Existing approaches requires simultaneous processing information from visible and short-wave infrared channels simultaneously, which was not possible with the visible and near-infrared range sensors used in the CartoSat series of satellites. The approach by ISRO uses the data captured by the visible and near-infrared range sensors and compares it to available datasets of the optical properties of aerosols, the particles that cause the haze. This information is used to remove the haze from images, providing clear images.
ISRO explains the process as, “The algorithm uses lookup tables generated with vector radiative transfer calculations. Derived aerosol information and pre-computed lookup tables are employed to derive surface reflectance. Good quality surface reflectances have been obtained when this algorithm was applied on Cartosat-2 Series Satellite data.”
The CartoSat series of satellites provide multi-spectral images in the visible and near-infrared range, with a resolution of a few meters to even sub-meter resolution images. The satellites allows the country to monitor changes on the surface of the Earth. The last CartoSat placed into orbit was a CartoSat 2 series satellite, one of the 31 satellites on board the PSLV-C38 mission launched on 23 June.

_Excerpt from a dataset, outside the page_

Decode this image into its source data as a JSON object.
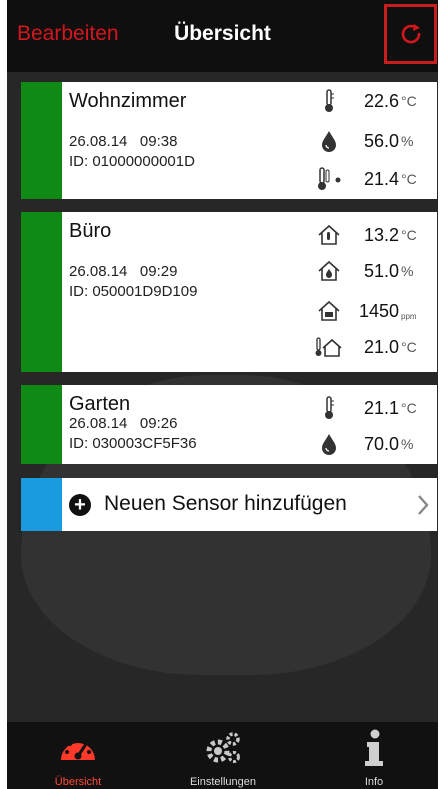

The next launch by ISRO is scheduled on 31 August, where a PSLV will place into orbit the IRNSS-1H, a replacement satellite for a malfunctioning one in the Indian NavIC constellation for navigational purposes.